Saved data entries
= = = =
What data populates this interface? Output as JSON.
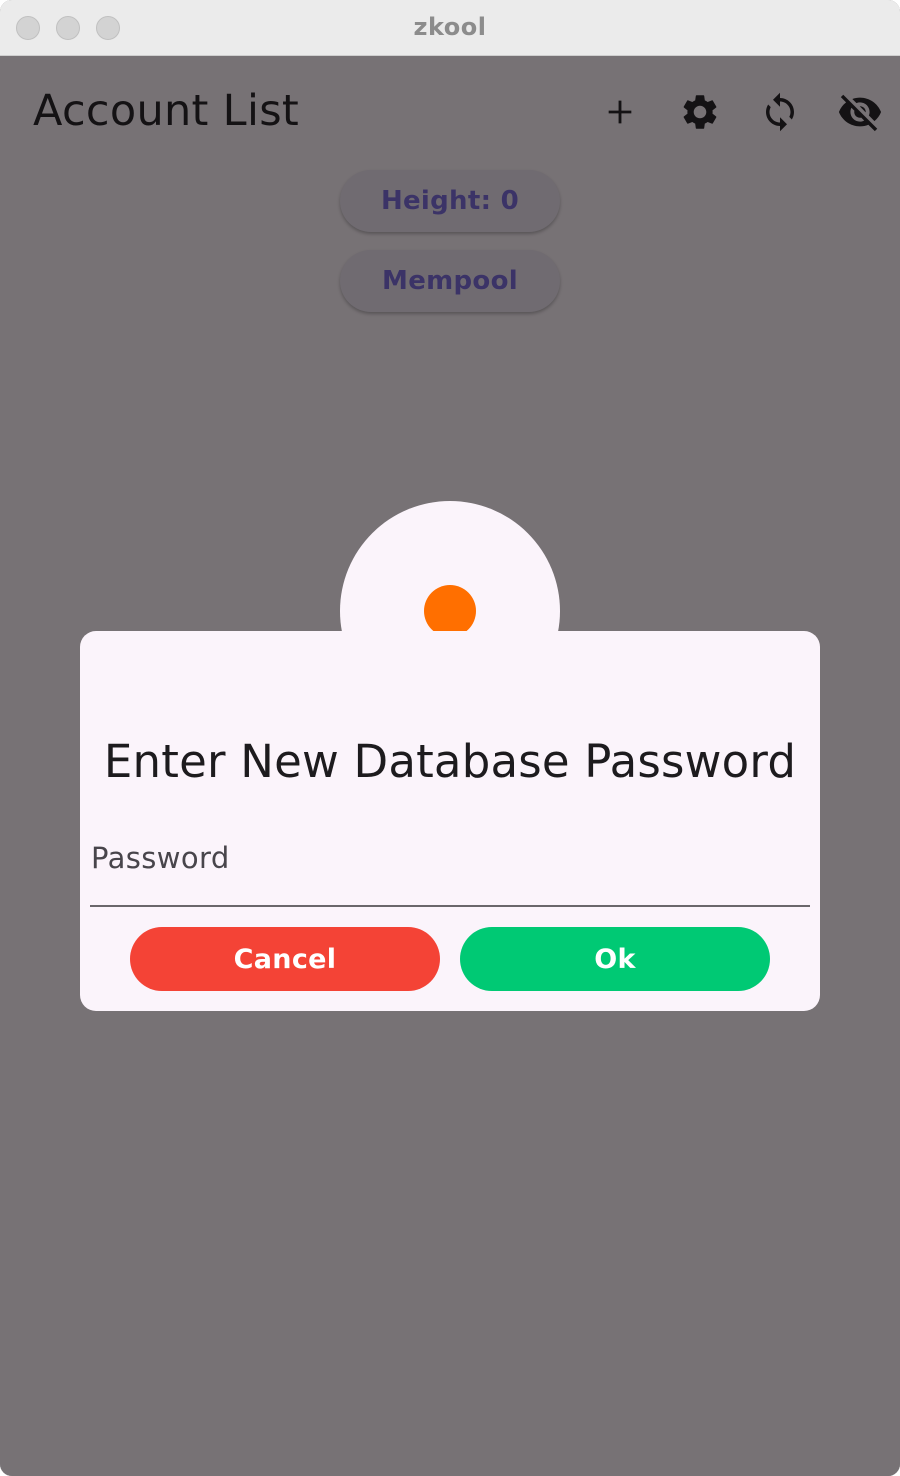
{
  "window": {
    "title": "zkool"
  },
  "appbar": {
    "title": "Account List",
    "icons": [
      "add-icon",
      "settings-icon",
      "sync-icon",
      "visibility-off-icon"
    ]
  },
  "status": {
    "height_label": "Height: 0",
    "mempool_label": "Mempool"
  },
  "dialog": {
    "title": "Enter New Database Password",
    "password_label": "Password",
    "password_value": "",
    "cancel_label": "Cancel",
    "ok_label": "Ok",
    "badge_color": "#ff6f00"
  },
  "colors": {
    "background_scrim": "#777275",
    "dialog_surface": "#fbf4fb",
    "cancel": "#f44336",
    "ok": "#00c974",
    "pill_text": "#3b3367"
  }
}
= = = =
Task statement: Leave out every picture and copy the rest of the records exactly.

Result below:
What data populates this interface? Output as JSON.
{
  "window": {
    "title": "zkool"
  },
  "appbar": {
    "title": "Account List",
    "icons": [
      "add-icon",
      "settings-icon",
      "sync-icon",
      "visibility-off-icon"
    ]
  },
  "status": {
    "height_label": "Height: 0",
    "mempool_label": "Mempool"
  },
  "dialog": {
    "title": "Enter New Database Password",
    "password_label": "Password",
    "password_value": "",
    "cancel_label": "Cancel",
    "ok_label": "Ok",
    "badge_color": "#ff6f00"
  },
  "colors": {
    "background_scrim": "#777275",
    "dialog_surface": "#fbf4fb",
    "cancel": "#f44336",
    "ok": "#00c974",
    "pill_text": "#3b3367"
  }
}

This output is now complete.